Problem to solve
When you copy the data that follows, reproduce every word exactly and leave out the images.
━━━━━ Recorded information ━━━━━
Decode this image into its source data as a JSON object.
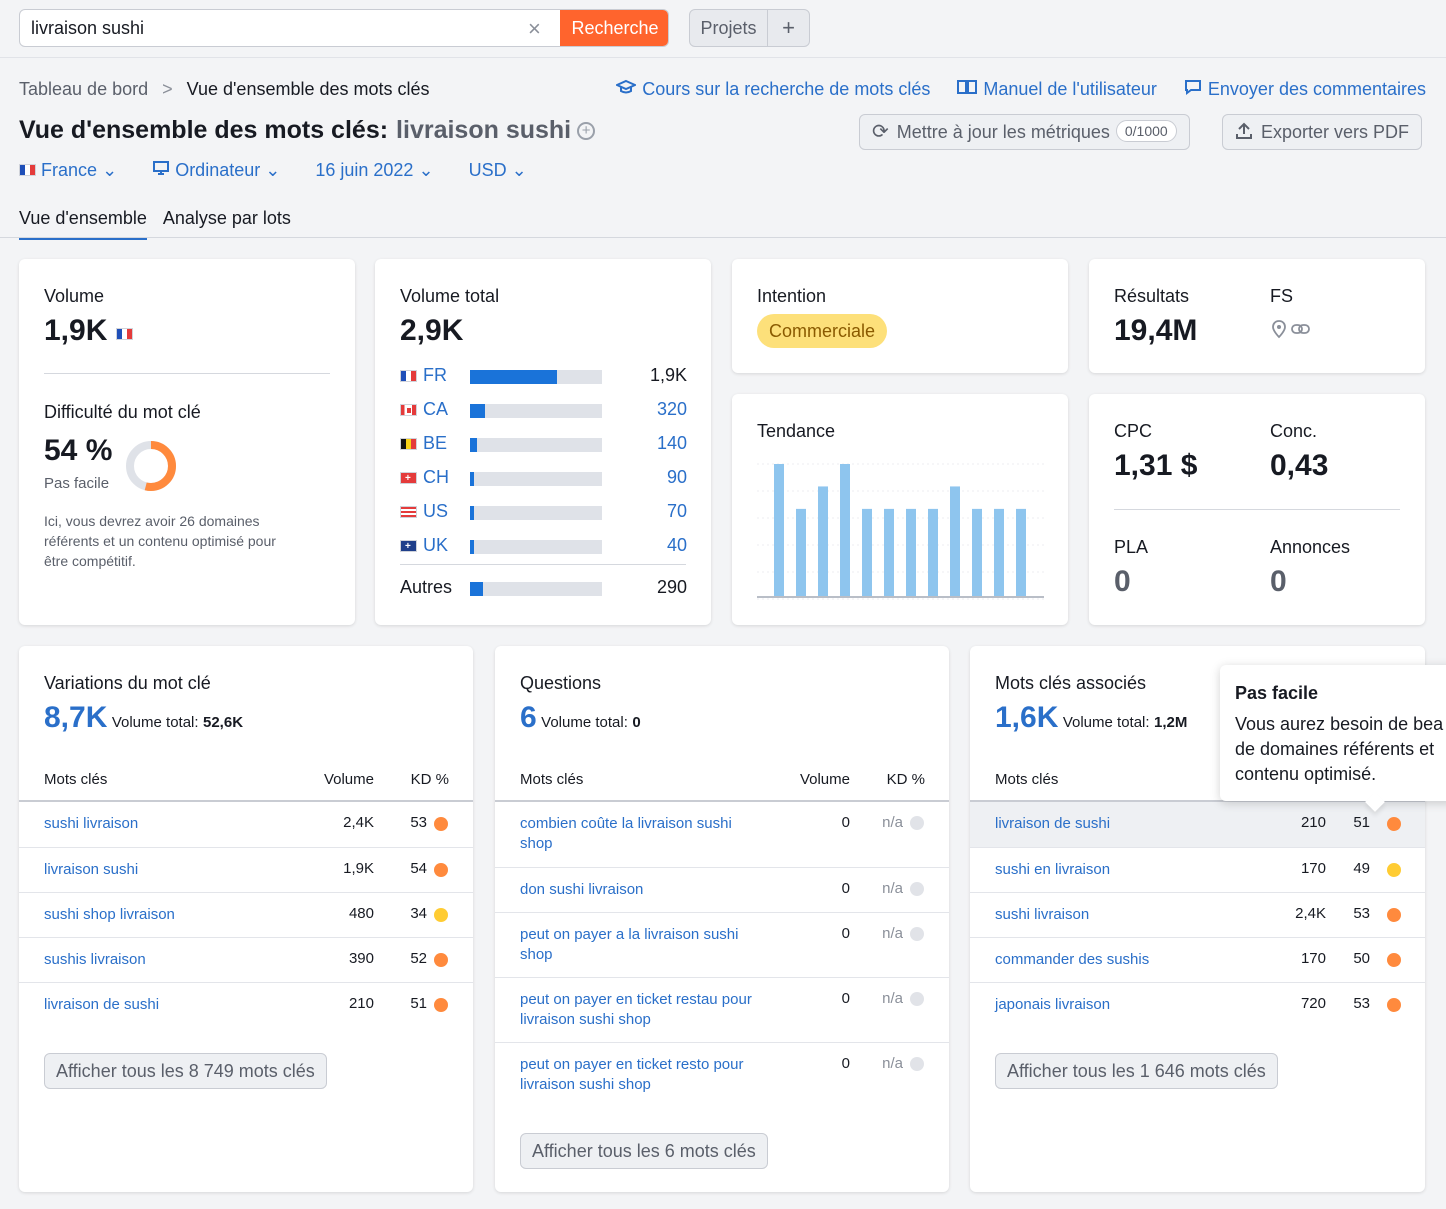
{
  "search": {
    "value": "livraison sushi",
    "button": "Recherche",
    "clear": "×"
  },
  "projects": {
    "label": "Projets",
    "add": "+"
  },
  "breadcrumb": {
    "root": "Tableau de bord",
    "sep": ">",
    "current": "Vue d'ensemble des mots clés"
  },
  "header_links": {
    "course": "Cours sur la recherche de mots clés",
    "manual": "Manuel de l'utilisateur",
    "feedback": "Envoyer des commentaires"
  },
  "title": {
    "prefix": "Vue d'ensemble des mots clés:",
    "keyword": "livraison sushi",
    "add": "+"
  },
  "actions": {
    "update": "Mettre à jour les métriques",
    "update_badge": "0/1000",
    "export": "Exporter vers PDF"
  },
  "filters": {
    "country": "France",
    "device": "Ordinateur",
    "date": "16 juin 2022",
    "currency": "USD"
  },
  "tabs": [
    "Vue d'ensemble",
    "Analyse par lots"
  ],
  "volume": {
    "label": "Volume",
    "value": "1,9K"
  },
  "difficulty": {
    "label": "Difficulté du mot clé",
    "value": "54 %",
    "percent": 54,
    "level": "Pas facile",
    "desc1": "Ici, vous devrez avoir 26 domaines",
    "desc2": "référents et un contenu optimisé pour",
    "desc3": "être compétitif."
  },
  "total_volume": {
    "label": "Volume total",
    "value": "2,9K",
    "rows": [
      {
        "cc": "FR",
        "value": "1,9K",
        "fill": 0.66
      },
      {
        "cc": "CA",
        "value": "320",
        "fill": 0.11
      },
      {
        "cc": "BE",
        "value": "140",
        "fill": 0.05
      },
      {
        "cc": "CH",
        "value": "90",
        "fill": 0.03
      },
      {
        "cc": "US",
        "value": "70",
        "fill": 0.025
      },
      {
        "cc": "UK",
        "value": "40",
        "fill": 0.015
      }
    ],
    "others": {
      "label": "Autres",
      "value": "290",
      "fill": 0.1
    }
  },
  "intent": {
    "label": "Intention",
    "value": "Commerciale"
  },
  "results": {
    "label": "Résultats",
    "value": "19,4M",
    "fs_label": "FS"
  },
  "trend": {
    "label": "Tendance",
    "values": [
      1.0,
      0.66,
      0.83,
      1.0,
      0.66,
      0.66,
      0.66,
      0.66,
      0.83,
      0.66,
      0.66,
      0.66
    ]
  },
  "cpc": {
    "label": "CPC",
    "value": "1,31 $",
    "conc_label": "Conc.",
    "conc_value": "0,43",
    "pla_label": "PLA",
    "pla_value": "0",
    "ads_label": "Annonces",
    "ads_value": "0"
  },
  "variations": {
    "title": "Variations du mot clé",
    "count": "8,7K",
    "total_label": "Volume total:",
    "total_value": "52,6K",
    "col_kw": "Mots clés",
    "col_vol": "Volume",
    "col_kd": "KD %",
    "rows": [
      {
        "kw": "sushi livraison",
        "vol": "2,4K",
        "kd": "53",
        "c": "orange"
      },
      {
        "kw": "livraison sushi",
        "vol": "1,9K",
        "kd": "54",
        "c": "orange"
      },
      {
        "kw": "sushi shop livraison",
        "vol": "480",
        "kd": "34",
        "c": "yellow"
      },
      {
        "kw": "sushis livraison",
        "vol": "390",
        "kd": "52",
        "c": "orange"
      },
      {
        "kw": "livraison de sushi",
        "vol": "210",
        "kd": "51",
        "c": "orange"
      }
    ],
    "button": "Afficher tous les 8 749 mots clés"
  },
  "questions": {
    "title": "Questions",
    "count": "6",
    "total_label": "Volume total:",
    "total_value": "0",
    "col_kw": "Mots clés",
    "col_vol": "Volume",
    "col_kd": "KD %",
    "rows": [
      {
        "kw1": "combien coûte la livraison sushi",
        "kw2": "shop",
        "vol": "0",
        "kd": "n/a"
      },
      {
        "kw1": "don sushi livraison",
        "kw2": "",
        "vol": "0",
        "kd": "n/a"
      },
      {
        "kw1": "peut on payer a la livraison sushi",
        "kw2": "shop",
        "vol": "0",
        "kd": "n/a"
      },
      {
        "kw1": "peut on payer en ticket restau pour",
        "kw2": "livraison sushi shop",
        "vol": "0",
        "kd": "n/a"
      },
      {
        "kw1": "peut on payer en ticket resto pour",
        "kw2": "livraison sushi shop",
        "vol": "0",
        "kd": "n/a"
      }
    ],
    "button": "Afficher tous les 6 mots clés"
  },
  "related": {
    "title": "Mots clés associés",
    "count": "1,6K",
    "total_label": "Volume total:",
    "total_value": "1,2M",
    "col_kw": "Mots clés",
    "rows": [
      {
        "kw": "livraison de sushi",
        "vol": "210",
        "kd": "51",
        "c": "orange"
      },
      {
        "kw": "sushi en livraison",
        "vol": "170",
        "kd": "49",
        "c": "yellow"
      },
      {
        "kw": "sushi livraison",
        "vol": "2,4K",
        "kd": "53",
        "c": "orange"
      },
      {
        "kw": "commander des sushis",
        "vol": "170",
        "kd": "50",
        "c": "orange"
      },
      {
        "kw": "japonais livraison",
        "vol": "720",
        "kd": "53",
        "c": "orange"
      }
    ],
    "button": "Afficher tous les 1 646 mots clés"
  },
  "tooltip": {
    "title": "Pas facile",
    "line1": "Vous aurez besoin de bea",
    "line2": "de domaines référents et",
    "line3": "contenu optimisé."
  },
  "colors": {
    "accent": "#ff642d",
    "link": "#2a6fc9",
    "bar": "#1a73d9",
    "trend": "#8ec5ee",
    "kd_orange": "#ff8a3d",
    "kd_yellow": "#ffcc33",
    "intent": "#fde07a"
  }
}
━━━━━
Answer section
Decode this image into its source data as a JSON object.
{
  "search": {
    "value": "livraison sushi",
    "button": "Recherche",
    "clear": "×"
  },
  "projects": {
    "label": "Projets",
    "add": "+"
  },
  "breadcrumb": {
    "root": "Tableau de bord",
    "sep": ">",
    "current": "Vue d'ensemble des mots clés"
  },
  "header_links": {
    "course": "Cours sur la recherche de mots clés",
    "manual": "Manuel de l'utilisateur",
    "feedback": "Envoyer des commentaires"
  },
  "title": {
    "prefix": "Vue d'ensemble des mots clés:",
    "keyword": "livraison sushi",
    "add": "+"
  },
  "actions": {
    "update": "Mettre à jour les métriques",
    "update_badge": "0/1000",
    "export": "Exporter vers PDF"
  },
  "filters": {
    "country": "France",
    "device": "Ordinateur",
    "date": "16 juin 2022",
    "currency": "USD"
  },
  "tabs": [
    "Vue d'ensemble",
    "Analyse par lots"
  ],
  "volume": {
    "label": "Volume",
    "value": "1,9K"
  },
  "difficulty": {
    "label": "Difficulté du mot clé",
    "value": "54 %",
    "percent": 54,
    "level": "Pas facile",
    "desc1": "Ici, vous devrez avoir 26 domaines",
    "desc2": "référents et un contenu optimisé pour",
    "desc3": "être compétitif."
  },
  "total_volume": {
    "label": "Volume total",
    "value": "2,9K",
    "rows": [
      {
        "cc": "FR",
        "value": "1,9K",
        "fill": 0.66
      },
      {
        "cc": "CA",
        "value": "320",
        "fill": 0.11
      },
      {
        "cc": "BE",
        "value": "140",
        "fill": 0.05
      },
      {
        "cc": "CH",
        "value": "90",
        "fill": 0.03
      },
      {
        "cc": "US",
        "value": "70",
        "fill": 0.025
      },
      {
        "cc": "UK",
        "value": "40",
        "fill": 0.015
      }
    ],
    "others": {
      "label": "Autres",
      "value": "290",
      "fill": 0.1
    }
  },
  "intent": {
    "label": "Intention",
    "value": "Commerciale"
  },
  "results": {
    "label": "Résultats",
    "value": "19,4M",
    "fs_label": "FS"
  },
  "trend": {
    "label": "Tendance",
    "values": [
      1.0,
      0.66,
      0.83,
      1.0,
      0.66,
      0.66,
      0.66,
      0.66,
      0.83,
      0.66,
      0.66,
      0.66
    ]
  },
  "cpc": {
    "label": "CPC",
    "value": "1,31 $",
    "conc_label": "Conc.",
    "conc_value": "0,43",
    "pla_label": "PLA",
    "pla_value": "0",
    "ads_label": "Annonces",
    "ads_value": "0"
  },
  "variations": {
    "title": "Variations du mot clé",
    "count": "8,7K",
    "total_label": "Volume total:",
    "total_value": "52,6K",
    "col_kw": "Mots clés",
    "col_vol": "Volume",
    "col_kd": "KD %",
    "rows": [
      {
        "kw": "sushi livraison",
        "vol": "2,4K",
        "kd": "53",
        "c": "orange"
      },
      {
        "kw": "livraison sushi",
        "vol": "1,9K",
        "kd": "54",
        "c": "orange"
      },
      {
        "kw": "sushi shop livraison",
        "vol": "480",
        "kd": "34",
        "c": "yellow"
      },
      {
        "kw": "sushis livraison",
        "vol": "390",
        "kd": "52",
        "c": "orange"
      },
      {
        "kw": "livraison de sushi",
        "vol": "210",
        "kd": "51",
        "c": "orange"
      }
    ],
    "button": "Afficher tous les 8 749 mots clés"
  },
  "questions": {
    "title": "Questions",
    "count": "6",
    "total_label": "Volume total:",
    "total_value": "0",
    "col_kw": "Mots clés",
    "col_vol": "Volume",
    "col_kd": "KD %",
    "rows": [
      {
        "kw1": "combien coûte la livraison sushi",
        "kw2": "shop",
        "vol": "0",
        "kd": "n/a"
      },
      {
        "kw1": "don sushi livraison",
        "kw2": "",
        "vol": "0",
        "kd": "n/a"
      },
      {
        "kw1": "peut on payer a la livraison sushi",
        "kw2": "shop",
        "vol": "0",
        "kd": "n/a"
      },
      {
        "kw1": "peut on payer en ticket restau pour",
        "kw2": "livraison sushi shop",
        "vol": "0",
        "kd": "n/a"
      },
      {
        "kw1": "peut on payer en ticket resto pour",
        "kw2": "livraison sushi shop",
        "vol": "0",
        "kd": "n/a"
      }
    ],
    "button": "Afficher tous les 6 mots clés"
  },
  "related": {
    "title": "Mots clés associés",
    "count": "1,6K",
    "total_label": "Volume total:",
    "total_value": "1,2M",
    "col_kw": "Mots clés",
    "rows": [
      {
        "kw": "livraison de sushi",
        "vol": "210",
        "kd": "51",
        "c": "orange"
      },
      {
        "kw": "sushi en livraison",
        "vol": "170",
        "kd": "49",
        "c": "yellow"
      },
      {
        "kw": "sushi livraison",
        "vol": "2,4K",
        "kd": "53",
        "c": "orange"
      },
      {
        "kw": "commander des sushis",
        "vol": "170",
        "kd": "50",
        "c": "orange"
      },
      {
        "kw": "japonais livraison",
        "vol": "720",
        "kd": "53",
        "c": "orange"
      }
    ],
    "button": "Afficher tous les 1 646 mots clés"
  },
  "tooltip": {
    "title": "Pas facile",
    "line1": "Vous aurez besoin de bea",
    "line2": "de domaines référents et",
    "line3": "contenu optimisé."
  },
  "colors": {
    "accent": "#ff642d",
    "link": "#2a6fc9",
    "bar": "#1a73d9",
    "trend": "#8ec5ee",
    "kd_orange": "#ff8a3d",
    "kd_yellow": "#ffcc33",
    "intent": "#fde07a"
  }
}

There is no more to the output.